Website and app data records:
◆ ◆ ◆ ◆

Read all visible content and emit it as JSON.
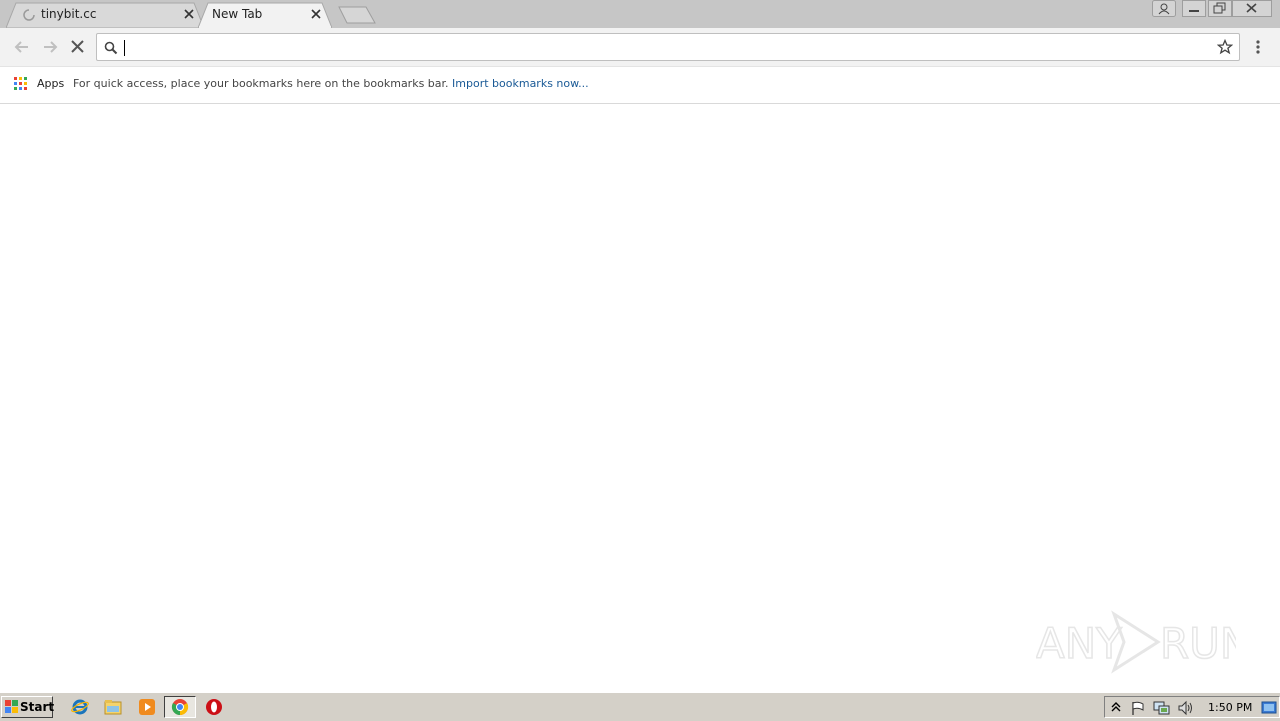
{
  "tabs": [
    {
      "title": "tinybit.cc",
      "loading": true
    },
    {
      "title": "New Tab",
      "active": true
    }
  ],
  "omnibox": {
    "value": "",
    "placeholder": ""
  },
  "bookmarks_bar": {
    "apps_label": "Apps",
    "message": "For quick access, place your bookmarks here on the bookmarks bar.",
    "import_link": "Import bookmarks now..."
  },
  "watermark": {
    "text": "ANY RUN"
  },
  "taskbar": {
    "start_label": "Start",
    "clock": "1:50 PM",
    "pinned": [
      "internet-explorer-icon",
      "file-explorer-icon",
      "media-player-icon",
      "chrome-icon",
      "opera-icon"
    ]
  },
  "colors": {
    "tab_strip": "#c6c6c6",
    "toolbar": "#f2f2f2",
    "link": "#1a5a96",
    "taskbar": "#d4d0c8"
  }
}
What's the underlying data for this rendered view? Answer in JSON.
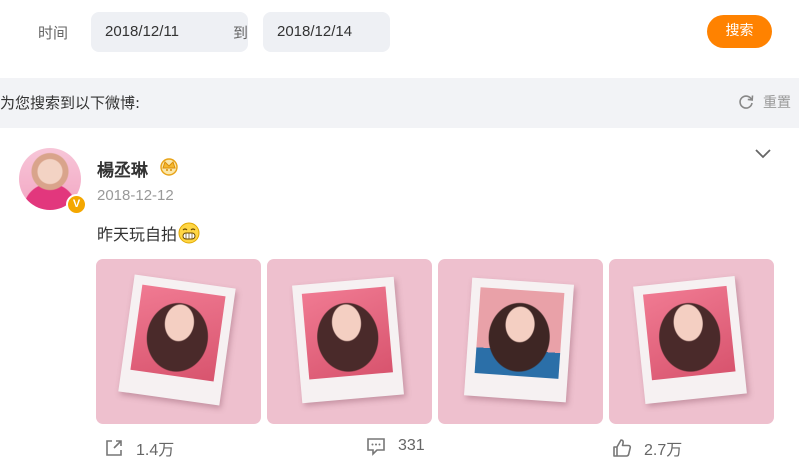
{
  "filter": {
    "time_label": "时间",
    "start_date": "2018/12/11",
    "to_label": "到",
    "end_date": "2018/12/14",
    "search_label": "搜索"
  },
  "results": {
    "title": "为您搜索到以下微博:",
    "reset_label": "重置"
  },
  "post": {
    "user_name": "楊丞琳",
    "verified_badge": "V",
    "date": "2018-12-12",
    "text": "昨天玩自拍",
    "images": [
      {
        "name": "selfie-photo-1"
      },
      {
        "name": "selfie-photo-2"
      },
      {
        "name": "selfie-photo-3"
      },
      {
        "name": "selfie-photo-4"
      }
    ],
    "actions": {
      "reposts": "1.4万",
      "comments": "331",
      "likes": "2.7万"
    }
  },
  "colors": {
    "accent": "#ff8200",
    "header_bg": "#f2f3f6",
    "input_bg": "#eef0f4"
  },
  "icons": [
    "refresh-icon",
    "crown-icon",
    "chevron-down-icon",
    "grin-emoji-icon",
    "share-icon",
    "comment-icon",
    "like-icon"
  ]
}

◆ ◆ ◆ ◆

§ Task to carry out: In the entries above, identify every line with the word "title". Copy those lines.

§ Solution to this task:
      "title": "tinybit.cc",
      "title": "New Tab",
    "title": "为您搜索到以下微博:",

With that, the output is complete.